● TRY IT:
Copy out every line from the records that includes "Entreprise".

● Element data from apps and pages:
BEGIN

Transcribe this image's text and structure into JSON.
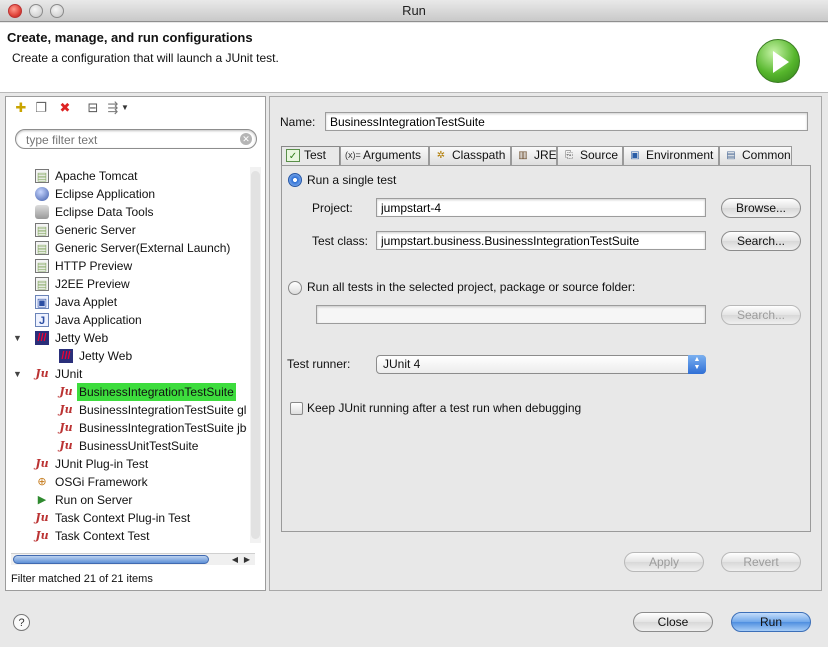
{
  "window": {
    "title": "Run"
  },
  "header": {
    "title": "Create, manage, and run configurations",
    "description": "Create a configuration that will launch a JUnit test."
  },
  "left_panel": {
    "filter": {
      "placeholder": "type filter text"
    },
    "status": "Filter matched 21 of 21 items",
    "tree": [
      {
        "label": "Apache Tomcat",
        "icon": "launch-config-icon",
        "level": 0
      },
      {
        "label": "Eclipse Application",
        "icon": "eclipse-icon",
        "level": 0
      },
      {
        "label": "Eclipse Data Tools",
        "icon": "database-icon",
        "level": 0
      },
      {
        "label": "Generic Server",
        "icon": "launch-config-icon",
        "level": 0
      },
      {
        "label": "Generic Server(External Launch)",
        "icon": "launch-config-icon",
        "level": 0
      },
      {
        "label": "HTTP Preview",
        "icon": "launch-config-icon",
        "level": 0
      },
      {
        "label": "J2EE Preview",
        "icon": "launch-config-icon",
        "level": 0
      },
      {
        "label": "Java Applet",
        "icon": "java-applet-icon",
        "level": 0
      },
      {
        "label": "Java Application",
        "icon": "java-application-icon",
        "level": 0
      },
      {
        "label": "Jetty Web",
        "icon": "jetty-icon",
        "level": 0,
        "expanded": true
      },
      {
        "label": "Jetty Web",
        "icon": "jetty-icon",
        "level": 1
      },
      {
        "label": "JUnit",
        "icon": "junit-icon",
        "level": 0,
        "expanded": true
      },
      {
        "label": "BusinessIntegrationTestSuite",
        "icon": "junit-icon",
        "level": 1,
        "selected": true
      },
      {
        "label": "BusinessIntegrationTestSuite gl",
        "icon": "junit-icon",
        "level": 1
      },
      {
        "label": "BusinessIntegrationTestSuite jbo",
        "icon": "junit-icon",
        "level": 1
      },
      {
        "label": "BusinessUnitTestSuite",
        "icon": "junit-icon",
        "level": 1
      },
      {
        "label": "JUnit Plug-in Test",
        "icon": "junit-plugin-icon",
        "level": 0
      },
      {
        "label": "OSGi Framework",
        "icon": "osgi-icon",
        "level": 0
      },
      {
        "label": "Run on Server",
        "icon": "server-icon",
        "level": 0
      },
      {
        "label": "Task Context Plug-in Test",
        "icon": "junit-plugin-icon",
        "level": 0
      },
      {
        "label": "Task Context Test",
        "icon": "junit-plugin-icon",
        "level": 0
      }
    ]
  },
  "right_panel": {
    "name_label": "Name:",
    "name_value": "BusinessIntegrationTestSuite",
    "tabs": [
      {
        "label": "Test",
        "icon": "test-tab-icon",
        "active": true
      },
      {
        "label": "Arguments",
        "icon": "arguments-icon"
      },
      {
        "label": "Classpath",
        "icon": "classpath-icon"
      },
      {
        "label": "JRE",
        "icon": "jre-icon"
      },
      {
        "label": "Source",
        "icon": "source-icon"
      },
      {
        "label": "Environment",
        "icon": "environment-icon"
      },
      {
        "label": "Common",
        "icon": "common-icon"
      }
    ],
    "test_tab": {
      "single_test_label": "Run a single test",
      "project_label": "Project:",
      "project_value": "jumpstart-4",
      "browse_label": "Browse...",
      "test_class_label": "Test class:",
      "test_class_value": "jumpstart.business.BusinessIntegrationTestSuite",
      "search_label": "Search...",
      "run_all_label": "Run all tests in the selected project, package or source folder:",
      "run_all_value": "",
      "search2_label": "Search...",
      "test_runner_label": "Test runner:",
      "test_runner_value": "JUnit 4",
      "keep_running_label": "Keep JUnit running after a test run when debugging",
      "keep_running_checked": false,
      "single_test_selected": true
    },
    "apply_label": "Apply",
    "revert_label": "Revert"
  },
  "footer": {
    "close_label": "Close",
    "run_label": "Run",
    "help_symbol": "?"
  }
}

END
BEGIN

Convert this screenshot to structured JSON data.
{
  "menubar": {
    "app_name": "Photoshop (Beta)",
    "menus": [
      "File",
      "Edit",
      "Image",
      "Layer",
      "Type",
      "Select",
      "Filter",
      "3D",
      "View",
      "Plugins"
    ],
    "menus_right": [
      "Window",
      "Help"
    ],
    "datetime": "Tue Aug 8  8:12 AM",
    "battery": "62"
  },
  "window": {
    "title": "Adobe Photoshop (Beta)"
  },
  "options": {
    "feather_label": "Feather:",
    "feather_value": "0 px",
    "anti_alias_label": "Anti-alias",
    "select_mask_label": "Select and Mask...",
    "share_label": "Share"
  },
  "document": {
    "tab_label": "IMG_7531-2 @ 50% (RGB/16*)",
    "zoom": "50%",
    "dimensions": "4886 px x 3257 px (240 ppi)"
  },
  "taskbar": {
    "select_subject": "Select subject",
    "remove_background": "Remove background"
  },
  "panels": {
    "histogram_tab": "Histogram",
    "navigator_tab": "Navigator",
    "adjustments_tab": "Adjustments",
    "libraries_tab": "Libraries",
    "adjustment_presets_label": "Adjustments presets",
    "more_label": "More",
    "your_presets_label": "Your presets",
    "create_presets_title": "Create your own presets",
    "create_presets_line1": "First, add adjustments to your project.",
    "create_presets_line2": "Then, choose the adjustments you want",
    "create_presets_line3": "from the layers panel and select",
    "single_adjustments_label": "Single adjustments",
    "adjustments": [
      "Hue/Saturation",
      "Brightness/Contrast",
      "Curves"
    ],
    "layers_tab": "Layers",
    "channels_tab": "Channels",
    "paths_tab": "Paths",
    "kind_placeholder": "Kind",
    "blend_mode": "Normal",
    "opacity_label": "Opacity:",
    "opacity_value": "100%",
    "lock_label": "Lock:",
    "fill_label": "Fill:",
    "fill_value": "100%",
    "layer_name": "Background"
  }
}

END
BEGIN

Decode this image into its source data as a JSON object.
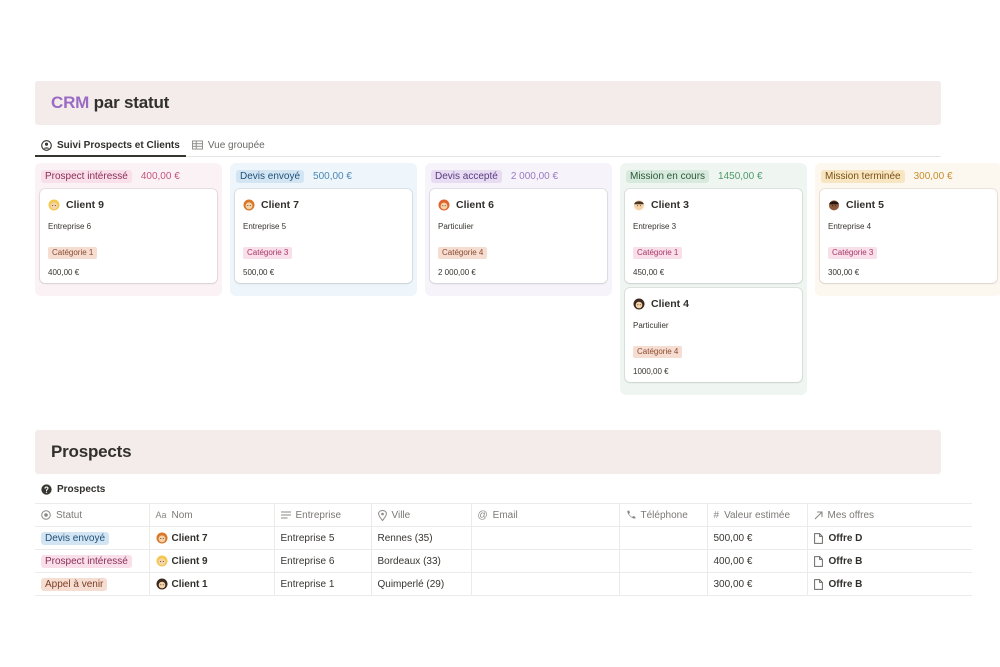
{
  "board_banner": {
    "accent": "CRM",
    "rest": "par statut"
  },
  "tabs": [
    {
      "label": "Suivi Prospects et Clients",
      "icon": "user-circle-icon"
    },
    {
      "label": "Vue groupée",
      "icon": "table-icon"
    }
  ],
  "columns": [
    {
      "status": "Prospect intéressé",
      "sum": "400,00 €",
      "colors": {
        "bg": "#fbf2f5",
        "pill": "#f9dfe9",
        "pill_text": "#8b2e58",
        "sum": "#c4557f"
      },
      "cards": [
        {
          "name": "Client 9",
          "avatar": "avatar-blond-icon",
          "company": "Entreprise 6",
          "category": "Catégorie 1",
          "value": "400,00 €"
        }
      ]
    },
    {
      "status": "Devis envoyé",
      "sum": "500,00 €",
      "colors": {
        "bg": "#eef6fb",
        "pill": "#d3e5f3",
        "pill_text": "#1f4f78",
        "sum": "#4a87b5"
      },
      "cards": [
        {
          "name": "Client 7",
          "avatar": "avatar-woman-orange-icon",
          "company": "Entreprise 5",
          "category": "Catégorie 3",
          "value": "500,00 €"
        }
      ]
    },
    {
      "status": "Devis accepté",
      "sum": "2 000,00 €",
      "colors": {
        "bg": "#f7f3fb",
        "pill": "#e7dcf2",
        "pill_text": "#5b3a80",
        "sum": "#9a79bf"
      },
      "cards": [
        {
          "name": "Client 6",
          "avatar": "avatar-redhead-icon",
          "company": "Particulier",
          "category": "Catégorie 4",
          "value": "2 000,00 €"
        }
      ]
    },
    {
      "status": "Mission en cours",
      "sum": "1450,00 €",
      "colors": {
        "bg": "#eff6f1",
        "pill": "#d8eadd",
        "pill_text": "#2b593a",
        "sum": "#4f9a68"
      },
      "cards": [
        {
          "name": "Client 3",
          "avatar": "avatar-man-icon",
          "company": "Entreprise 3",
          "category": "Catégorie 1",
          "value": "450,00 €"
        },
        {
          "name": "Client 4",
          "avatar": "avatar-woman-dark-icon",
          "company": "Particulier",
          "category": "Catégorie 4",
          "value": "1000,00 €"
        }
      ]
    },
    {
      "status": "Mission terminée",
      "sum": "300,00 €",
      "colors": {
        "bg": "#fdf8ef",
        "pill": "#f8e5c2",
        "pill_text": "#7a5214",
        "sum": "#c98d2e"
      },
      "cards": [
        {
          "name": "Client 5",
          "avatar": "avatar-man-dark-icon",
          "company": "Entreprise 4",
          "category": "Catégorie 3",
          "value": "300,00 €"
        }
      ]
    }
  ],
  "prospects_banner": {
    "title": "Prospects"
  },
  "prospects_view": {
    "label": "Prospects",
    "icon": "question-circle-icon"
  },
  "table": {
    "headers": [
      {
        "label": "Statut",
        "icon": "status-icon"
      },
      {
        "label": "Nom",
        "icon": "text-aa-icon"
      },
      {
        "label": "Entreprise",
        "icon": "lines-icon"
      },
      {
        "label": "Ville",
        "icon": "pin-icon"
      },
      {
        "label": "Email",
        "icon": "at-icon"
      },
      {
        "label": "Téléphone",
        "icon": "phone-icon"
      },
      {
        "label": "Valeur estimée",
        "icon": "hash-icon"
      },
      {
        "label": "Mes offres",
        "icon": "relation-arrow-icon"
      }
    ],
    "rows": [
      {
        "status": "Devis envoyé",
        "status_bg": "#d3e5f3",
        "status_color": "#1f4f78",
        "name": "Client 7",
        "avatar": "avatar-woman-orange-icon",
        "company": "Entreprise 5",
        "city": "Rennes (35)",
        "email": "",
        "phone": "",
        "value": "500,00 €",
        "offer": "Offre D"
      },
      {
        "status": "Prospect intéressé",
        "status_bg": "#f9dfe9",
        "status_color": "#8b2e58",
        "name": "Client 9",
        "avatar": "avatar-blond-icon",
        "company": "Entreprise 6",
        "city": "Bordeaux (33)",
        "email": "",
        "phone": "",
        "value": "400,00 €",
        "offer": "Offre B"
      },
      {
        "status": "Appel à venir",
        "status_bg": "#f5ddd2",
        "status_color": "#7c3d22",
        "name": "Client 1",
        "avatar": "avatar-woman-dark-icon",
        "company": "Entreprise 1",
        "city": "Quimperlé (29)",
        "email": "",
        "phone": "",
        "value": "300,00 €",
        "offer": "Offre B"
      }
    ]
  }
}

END

● ANSWER:
          "company": "Entreprise 6",
          "company": "Entreprise 5",
          "company": "Entreprise 3",
          "company": "Entreprise 4",
        "label": "Entreprise",
        "company": "Entreprise 5",
        "company": "Entreprise 6",
        "company": "Entreprise 1",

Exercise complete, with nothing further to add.